The Geneva Bible was produced by a group of English scholars who, fleeing from the reign of Queen Mary, had found refuge in Switzerland. During the reign of Queen Mary, no Bibles were printed in England, the English Bible was no longer used in churches and English Bibles already in churches were removed and burned. Mary was determined to return Britain to Roman Catholicism.

The first English Protestant to die during Mary's turbulent reign was John Rogers in 1555, who had been the editor of the Matthews Bible. At this time, hundreds of Protestants left England and headed for Geneva, a city which under the leadership of Calvin, had become the intellectual and spiritual capital of European Protestants.

One of these exiles was William Whittingham, a fellow of Christ Church at Oxford University, who had been a diplomat, a courtier, was much traveled and skilled in many languages including Greek and Hebrew. He eventually succeeded John Knox as the minister of the English congregation in Geneva. Whittingham went on to publish the 1560 Geneva Bible.
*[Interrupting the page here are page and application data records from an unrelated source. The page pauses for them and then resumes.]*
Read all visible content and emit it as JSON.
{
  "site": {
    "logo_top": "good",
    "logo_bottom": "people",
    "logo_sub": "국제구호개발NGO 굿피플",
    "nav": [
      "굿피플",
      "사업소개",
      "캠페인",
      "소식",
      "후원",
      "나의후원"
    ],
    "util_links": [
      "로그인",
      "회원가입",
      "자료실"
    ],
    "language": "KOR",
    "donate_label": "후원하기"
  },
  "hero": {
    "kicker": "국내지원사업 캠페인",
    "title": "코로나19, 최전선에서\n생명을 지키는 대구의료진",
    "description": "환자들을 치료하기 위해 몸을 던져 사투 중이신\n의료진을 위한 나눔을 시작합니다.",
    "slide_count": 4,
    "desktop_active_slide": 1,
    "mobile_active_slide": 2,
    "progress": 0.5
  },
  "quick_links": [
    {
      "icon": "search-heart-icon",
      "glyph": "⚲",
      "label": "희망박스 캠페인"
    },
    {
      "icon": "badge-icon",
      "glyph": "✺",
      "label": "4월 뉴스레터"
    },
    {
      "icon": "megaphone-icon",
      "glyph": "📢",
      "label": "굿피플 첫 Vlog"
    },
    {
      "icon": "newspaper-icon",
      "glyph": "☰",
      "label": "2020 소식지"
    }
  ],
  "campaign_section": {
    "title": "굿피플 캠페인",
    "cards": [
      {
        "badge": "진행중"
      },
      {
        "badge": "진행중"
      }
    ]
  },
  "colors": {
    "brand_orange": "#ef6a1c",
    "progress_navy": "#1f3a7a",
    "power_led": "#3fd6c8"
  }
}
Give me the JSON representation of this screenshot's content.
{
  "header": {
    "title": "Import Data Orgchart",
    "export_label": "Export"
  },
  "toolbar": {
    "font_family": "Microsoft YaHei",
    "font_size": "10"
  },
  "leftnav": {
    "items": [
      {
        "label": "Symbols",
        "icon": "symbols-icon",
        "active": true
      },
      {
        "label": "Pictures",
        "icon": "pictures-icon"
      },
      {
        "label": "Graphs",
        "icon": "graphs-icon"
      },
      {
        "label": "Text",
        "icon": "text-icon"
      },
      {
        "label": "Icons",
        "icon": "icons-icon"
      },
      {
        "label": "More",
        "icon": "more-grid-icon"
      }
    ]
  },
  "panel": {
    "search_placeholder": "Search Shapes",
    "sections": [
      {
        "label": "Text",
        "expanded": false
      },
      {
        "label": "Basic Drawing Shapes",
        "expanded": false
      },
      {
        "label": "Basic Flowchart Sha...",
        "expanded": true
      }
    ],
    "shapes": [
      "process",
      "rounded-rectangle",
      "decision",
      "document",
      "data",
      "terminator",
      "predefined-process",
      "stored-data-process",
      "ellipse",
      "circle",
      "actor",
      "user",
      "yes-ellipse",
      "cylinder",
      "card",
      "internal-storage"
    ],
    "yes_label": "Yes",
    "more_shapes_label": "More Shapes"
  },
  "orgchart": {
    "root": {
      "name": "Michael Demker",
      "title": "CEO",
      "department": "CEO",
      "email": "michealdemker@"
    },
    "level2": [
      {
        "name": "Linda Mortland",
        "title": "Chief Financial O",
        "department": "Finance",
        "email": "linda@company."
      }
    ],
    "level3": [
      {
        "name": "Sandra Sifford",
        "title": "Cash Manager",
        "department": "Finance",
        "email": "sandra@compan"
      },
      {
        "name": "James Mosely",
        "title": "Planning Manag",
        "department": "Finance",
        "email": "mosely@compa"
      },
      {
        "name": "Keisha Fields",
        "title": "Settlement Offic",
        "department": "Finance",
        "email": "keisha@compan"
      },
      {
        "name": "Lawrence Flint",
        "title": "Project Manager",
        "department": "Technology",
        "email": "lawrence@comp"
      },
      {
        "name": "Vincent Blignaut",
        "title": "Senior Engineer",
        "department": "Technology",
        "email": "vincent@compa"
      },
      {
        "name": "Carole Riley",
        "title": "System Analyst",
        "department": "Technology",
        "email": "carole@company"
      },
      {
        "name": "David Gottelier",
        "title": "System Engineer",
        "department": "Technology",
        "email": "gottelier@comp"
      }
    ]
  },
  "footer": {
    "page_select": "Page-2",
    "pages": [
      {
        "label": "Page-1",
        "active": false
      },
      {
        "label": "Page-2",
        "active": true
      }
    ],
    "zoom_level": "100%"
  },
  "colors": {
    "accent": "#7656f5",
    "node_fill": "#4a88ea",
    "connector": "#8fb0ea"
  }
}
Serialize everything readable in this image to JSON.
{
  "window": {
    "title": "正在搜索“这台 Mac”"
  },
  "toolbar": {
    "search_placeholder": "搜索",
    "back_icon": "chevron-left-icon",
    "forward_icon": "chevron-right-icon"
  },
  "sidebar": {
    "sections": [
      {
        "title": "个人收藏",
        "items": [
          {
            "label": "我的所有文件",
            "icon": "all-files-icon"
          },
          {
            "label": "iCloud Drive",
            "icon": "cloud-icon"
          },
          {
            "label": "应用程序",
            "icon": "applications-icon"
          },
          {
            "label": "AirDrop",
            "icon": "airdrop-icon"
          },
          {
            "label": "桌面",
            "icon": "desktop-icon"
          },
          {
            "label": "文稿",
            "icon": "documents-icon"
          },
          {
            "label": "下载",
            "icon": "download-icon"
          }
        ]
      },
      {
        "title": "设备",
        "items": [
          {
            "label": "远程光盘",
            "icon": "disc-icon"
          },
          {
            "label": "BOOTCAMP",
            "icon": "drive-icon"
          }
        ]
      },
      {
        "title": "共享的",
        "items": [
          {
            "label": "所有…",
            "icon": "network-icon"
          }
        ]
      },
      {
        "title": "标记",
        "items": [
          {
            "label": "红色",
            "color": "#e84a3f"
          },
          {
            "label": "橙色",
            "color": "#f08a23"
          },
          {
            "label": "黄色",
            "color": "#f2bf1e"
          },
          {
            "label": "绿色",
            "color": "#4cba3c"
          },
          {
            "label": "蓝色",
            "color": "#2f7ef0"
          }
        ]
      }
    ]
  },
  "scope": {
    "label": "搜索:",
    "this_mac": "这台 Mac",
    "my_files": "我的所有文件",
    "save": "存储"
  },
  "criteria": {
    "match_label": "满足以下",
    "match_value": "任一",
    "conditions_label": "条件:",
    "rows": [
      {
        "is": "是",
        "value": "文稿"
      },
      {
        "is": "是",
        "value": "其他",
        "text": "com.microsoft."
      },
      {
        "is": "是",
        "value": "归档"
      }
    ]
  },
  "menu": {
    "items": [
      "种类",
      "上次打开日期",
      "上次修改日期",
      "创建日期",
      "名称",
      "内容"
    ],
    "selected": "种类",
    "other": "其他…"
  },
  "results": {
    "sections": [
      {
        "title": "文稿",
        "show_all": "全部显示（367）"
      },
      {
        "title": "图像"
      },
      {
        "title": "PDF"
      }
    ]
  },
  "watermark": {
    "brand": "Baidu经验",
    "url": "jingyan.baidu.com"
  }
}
This version is significant because, it came with a variety of scriptural study guides and aids, which included verse citations that allow the reader to cross-reference one verse with numerous relevant verses in the rest of the Bible, introductions to each book of the Bible that acted to summarize all of the material that each book would cover, maps, tables, woodcut illustrations, indices, as well as other included features, all of which would eventually lead to the reputation of the Geneva Bible as history's very first study Bible.